Marian Gold on Alphaville’s very first TV appearance on the ZdF TV show “Flashlights”.
If you want to step into the limelight for the first time in your life with a few decent songs, and suddenly the world that previously ignored you is spinning like a carousel gone mad, then a prime-time TV date doesn’t stand out that much in all the confusion. And as this date becomes more and more prominent among all those radio interviews, clothes shopping sessions, pages of contract blahblah, third-class hotel rooms and sanctimonious tartuffs, who wouldn’t have lent you a euro a few months ago, you start to worry. None of us had the faintest idea of all the promotional gimmicks it takes to catch the eye and interest of the public in a sea of competing cheap-Jacks. Landing this gig was a unique opportunity that we couldn’t afford to blow. Did we have stage fright? Yes, we did. During the rehearsals, the three and a half meters from the Japanese wooden chair, where I was condemned to sit by stage directions, to the microphone at the edge of the stage felt like a tightrope walk across the Grand Canyon. And what did we have to offer anyway besides our Norwegian jumpers, which we hated, our iron Eastwestfalian stubbornness, which had led up to this point despite all our self-doubt, and an inexplicably precise intuition for the right decisions? That we were in fact brilliant songwriters with a major hit in our luggage we didn’t know at the time … however, we suspected it.
So there we were, sitting in the dressing room of the ZdF Broadcasting Centre in Mainz, eagerly awaiting our very first television appearance. At some point we were ordered into make-up one after the other and when I finally wanted to go back to our dressing room, all festively painted, I promptly got lost in the maze of corridors in the building.

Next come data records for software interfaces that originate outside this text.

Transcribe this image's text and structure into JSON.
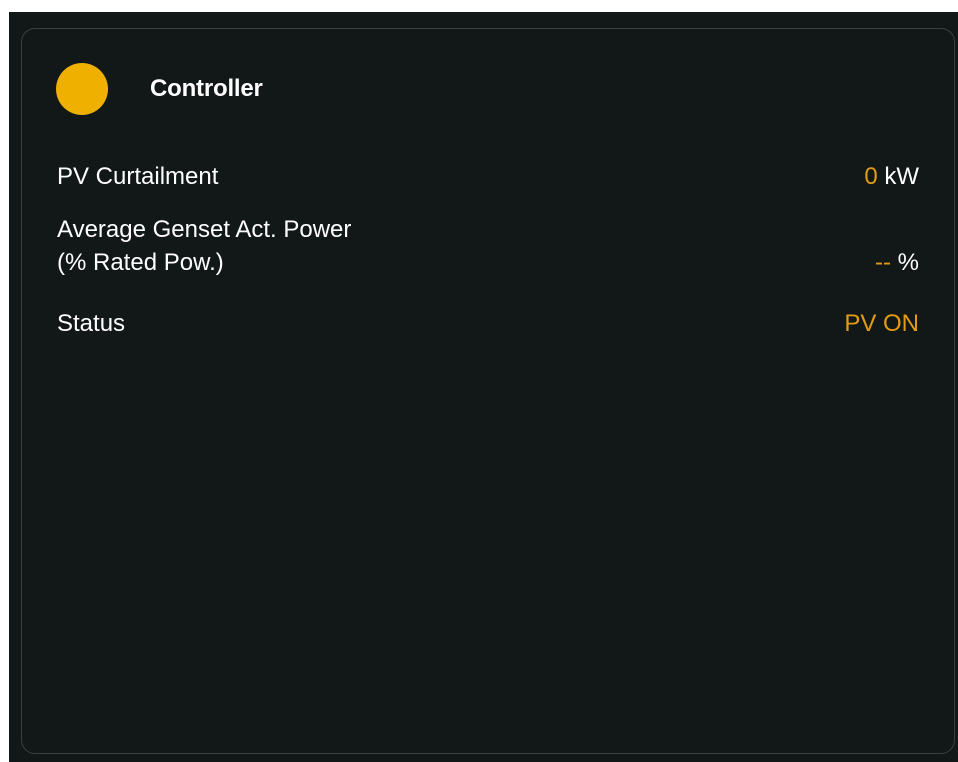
{
  "colors": {
    "background": "#121718",
    "border": "#3a4043",
    "text": "#ffffff",
    "accent": "#e39b14",
    "status_dot": "#f0b000"
  },
  "card": {
    "title": "Controller",
    "status_icon": "status-dot-icon",
    "rows": [
      {
        "label": "PV Curtailment",
        "value": "0",
        "unit": "kW"
      },
      {
        "label": "Average Genset Act. Power\n(% Rated Pow.)",
        "value": "--",
        "unit": "%"
      },
      {
        "label": "Status",
        "value": "PV ON",
        "unit": ""
      }
    ]
  }
}
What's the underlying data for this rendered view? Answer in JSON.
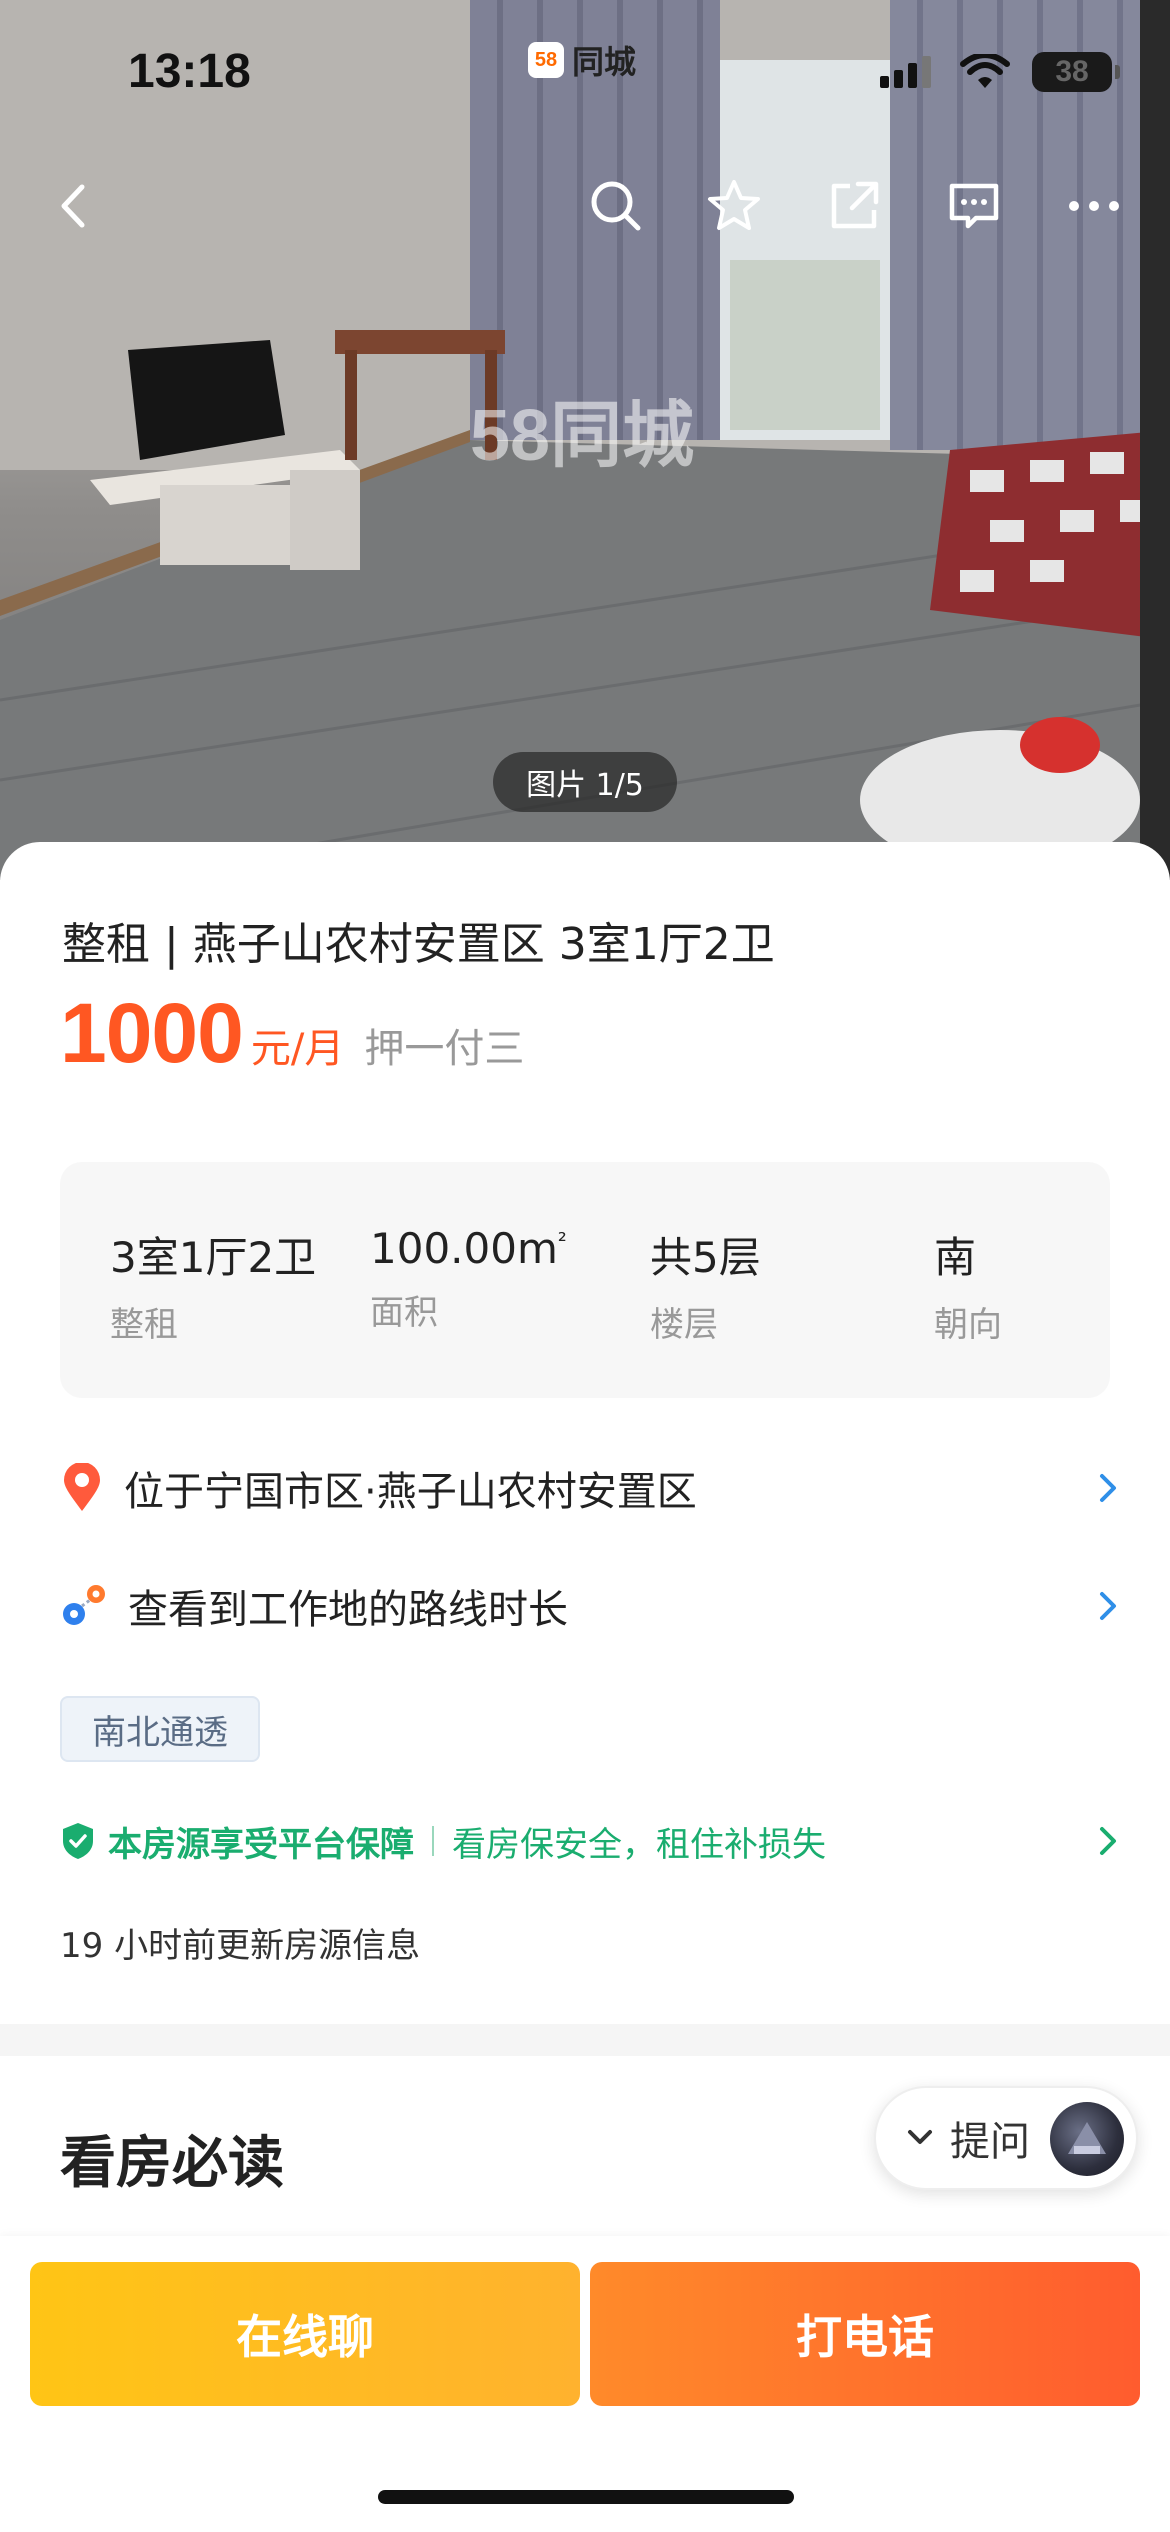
{
  "status_bar": {
    "time": "13:18",
    "app_logo": "58",
    "app_name": "同城",
    "battery": "38"
  },
  "hero": {
    "watermark": "58同城",
    "photo_counter": "图片 1/5"
  },
  "nav": {
    "icons": [
      "back-icon",
      "search-icon",
      "star-icon",
      "share-icon",
      "message-icon",
      "more-icon"
    ]
  },
  "listing": {
    "title": "整租 | 燕子山农村安置区 3室1厅2卫",
    "price": "1000",
    "price_unit": "元/月",
    "payment": "押一付三"
  },
  "facts": [
    {
      "value": "3室1厅2卫",
      "label": "整租"
    },
    {
      "value": "100.00m",
      "unit_sup": "²",
      "label": "面积"
    },
    {
      "value": "共5层",
      "label": "楼层"
    },
    {
      "value": "南",
      "label": "朝向"
    }
  ],
  "location": {
    "text": "位于宁国市区·燕子山农村安置区"
  },
  "commute": {
    "text": "查看到工作地的路线时长"
  },
  "tags": [
    "南北通透"
  ],
  "guarantee": {
    "strong": "本房源享受平台保障",
    "text": "看房保安全，租住补损失"
  },
  "updated": "19 小时前更新房源信息",
  "section": {
    "title": "看房必读"
  },
  "ask": {
    "label": "提问"
  },
  "actions": {
    "chat": "在线聊",
    "call": "打电话"
  },
  "colors": {
    "price": "#ff5722",
    "guarantee": "#1aad6f",
    "chat_button": "#ffc515",
    "call_button": "#ff5c2e"
  }
}
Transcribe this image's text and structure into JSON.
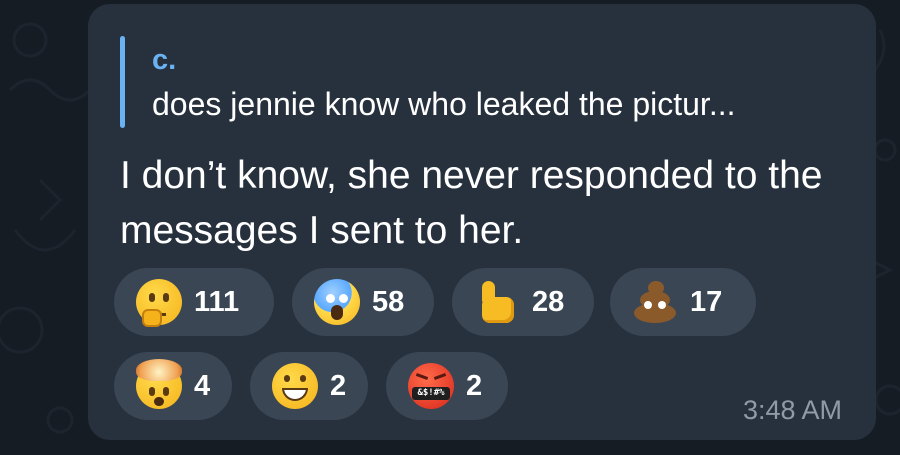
{
  "reply": {
    "author": "c.",
    "text": "does jennie know who leaked the pictur..."
  },
  "message": {
    "text": "I don’t know, she never responded to the messages I sent to her.",
    "time": "3:48 AM"
  },
  "reactions": [
    {
      "emoji": "thinking-face",
      "count": "111"
    },
    {
      "emoji": "face-screaming-in-fear",
      "count": "58"
    },
    {
      "emoji": "thumbs-up",
      "count": "28"
    },
    {
      "emoji": "pile-of-poo",
      "count": "17"
    },
    {
      "emoji": "exploding-head",
      "count": "4"
    },
    {
      "emoji": "grinning-face",
      "count": "2"
    },
    {
      "emoji": "face-with-symbols-on-mouth",
      "count": "2"
    }
  ],
  "emoji_text": {
    "curse_symbols": "&$!#%"
  },
  "colors": {
    "bubble": "#27313d",
    "reaction_pill": "#3a4654",
    "reply_accent": "#6ab2f2",
    "time": "#8f9ba8"
  }
}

And suddenly, like an apparition from another world, Joan Baez stood right before me. What I haven’t mentioned yet – the evening’s programme consisted of her, Gazebo, Udo Lindenberg and us greenhorns, a pretty bizarre line-up from today’s perspective, but back then we had other problems, mainly to do with our pullovers, which were miserably itchy. Joan, who at best might have heard of Gazebo, was still able to categorise me correctly. Looking at my woollen outfit, she spread her arms and said in her broadest American accent: “Oh, how sweet, you must be from this German newcomer band. I heard your song during the rehearsal, I really like it.” And with these words she hugged me and gave me a friendly kiss. – What can I say? Joan was an idol to me, a legend of US country and folk music, a veritable political activist, companion to Bob Dylan and a bright star in the rock’n’roll sky of my sleepless nights. Could it be that I had just felt on my cheek the lips that had no doubt already graced sainted Bob on the other side of the Atlantic Ocean? I felt completely flattened and this happiness gave me angel wings as I crossed the Grand Canyon an hour later together with Frank, Bernard and “Big In Japan”.